(Web page and app entries)
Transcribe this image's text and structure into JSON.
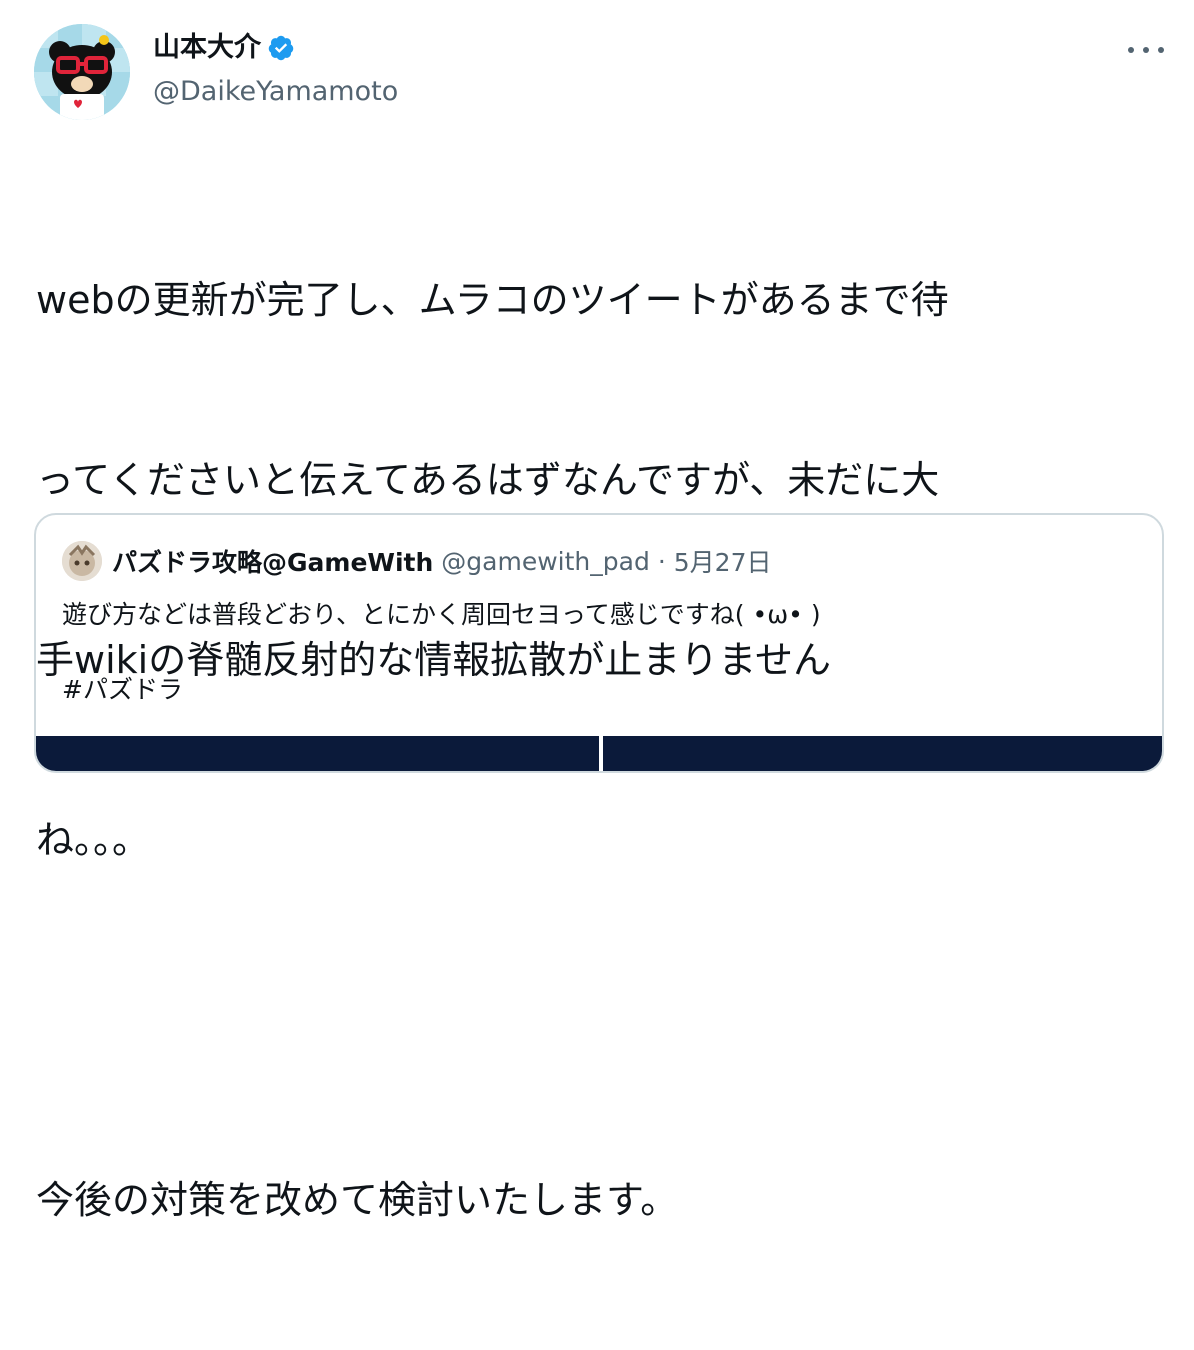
{
  "tweet": {
    "display_name": "山本大介",
    "handle": "@DaikeYamamoto",
    "lines": [
      "webの更新が完了し、ムラコのツイートがあるまで待",
      "ってくださいと伝えてあるはずなんですが、未だに大",
      "手wikiの脊髄反射的な情報拡散が止まりません",
      "ね。。。"
    ],
    "line_after_gap": "今後の対策を改めて検討いたします。",
    "verified_color": "#1d9bf0"
  },
  "quote": {
    "display_name": "パズドラ攻略@GameWith",
    "handle": "@gamewith_pad",
    "separator": "·",
    "date": "5月27日",
    "text": "遊び方などは普段どおり、とにかく周回セヨって感じですね(  •ω• )",
    "hashtag": "#パズドラ"
  }
}
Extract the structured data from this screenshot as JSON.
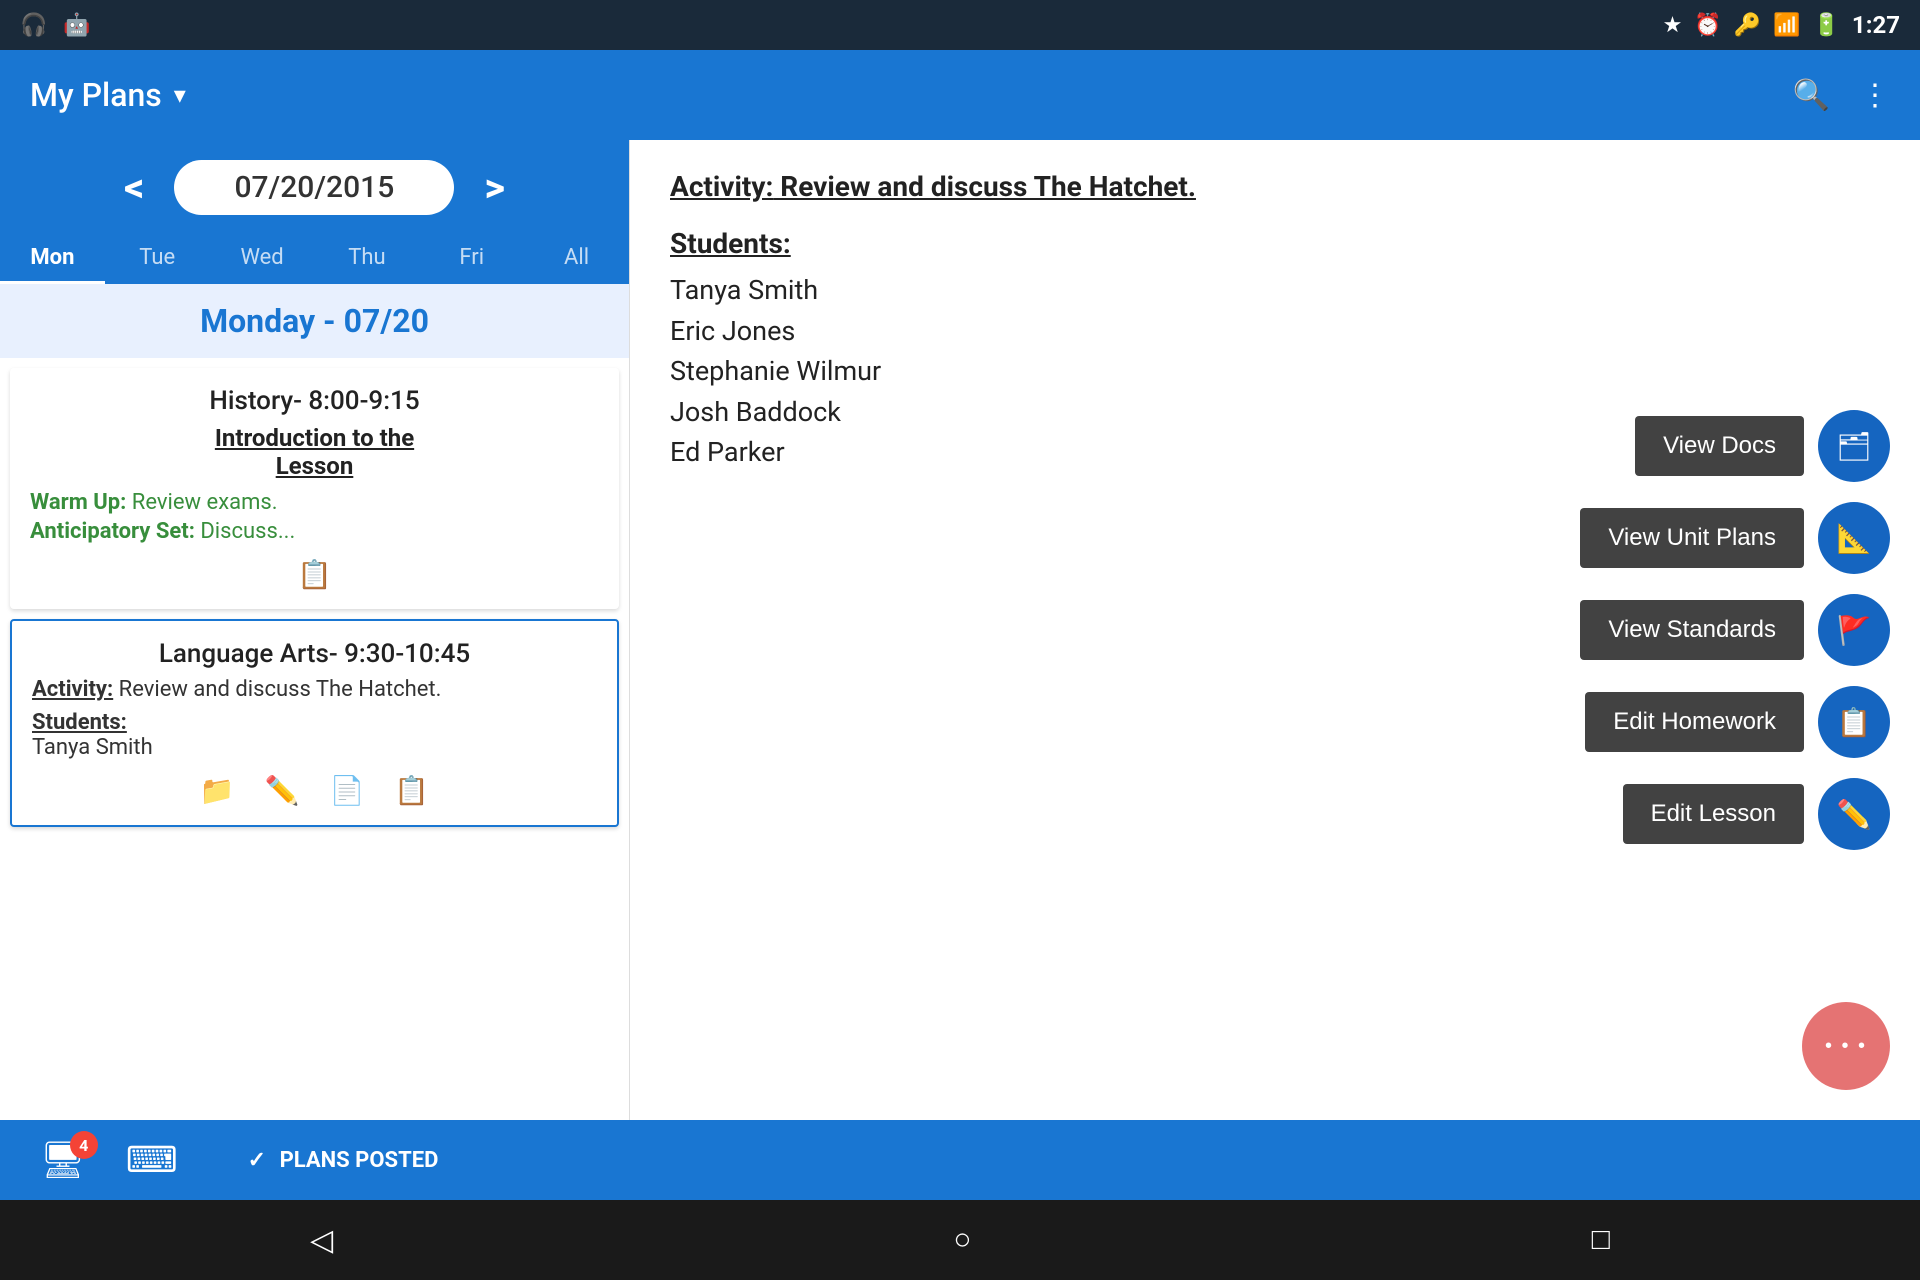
{
  "statusBar": {
    "time": "1:27",
    "icons": [
      "headset",
      "android",
      "star",
      "alarm",
      "key",
      "wifi",
      "battery"
    ]
  },
  "appBar": {
    "title": "My Plans",
    "dropdownLabel": "▾",
    "searchIcon": "🔍",
    "moreIcon": "⋮"
  },
  "dateNav": {
    "prevArrow": "<",
    "nextArrow": ">",
    "currentDate": "07/20/2015",
    "days": [
      {
        "label": "Mon",
        "active": true
      },
      {
        "label": "Tue",
        "active": false
      },
      {
        "label": "Wed",
        "active": false
      },
      {
        "label": "Thu",
        "active": false
      },
      {
        "label": "Fri",
        "active": false
      },
      {
        "label": "All",
        "active": false
      }
    ]
  },
  "dayHeader": "Monday - 07/20",
  "lessons": [
    {
      "time": "History- 8:00-9:15",
      "title": "Introduction to the Lesson",
      "warmupLabel": "Warm Up:",
      "warmupText": "  Review exams.",
      "anticipatoryLabel": "Anticipatory Set:",
      "anticipatoryText": "  Discuss...",
      "selected": false
    },
    {
      "time": "Language Arts- 9:30-10:45",
      "activityLabel": "Activity:",
      "activityText": " Review and discuss The Hatchet.",
      "studentsLabel": "Students:",
      "students": [
        "Tanya Smith"
      ],
      "selected": true
    }
  ],
  "detail": {
    "activityLabel": "Activity:",
    "activityText": " Review and discuss The Hatchet.",
    "studentsLabel": "Students:",
    "students": [
      "Tanya Smith",
      "Eric Jones",
      "Stephanie Wilmur",
      "Josh Baddock",
      "Ed Parker"
    ]
  },
  "actions": [
    {
      "label": "View Docs",
      "icon": "🗂",
      "name": "view-docs-button"
    },
    {
      "label": "View Unit Plans",
      "icon": "✏",
      "name": "view-unit-plans-button"
    },
    {
      "label": "View Standards",
      "icon": "🚩",
      "name": "view-standards-button"
    },
    {
      "label": "Edit Homework",
      "icon": "📋",
      "name": "edit-homework-button"
    },
    {
      "label": "Edit Lesson",
      "icon": "✎",
      "name": "edit-lesson-button"
    }
  ],
  "fab": {
    "icon": "•••",
    "label": "More options FAB"
  },
  "bottomBar": {
    "screenIcon": "🖥",
    "badge": "4",
    "keyboardIcon": "⌨",
    "plansPosted": "PLANS POSTED"
  },
  "androidNav": {
    "backIcon": "◁",
    "homeIcon": "○",
    "recentIcon": "□"
  }
}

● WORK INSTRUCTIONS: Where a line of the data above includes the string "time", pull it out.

● RESULT OF THIS EXERCISE:
    "time": "1:27",
      "time": "History- 8:00-9:15",
      "time": "Language Arts- 9:30-10:45",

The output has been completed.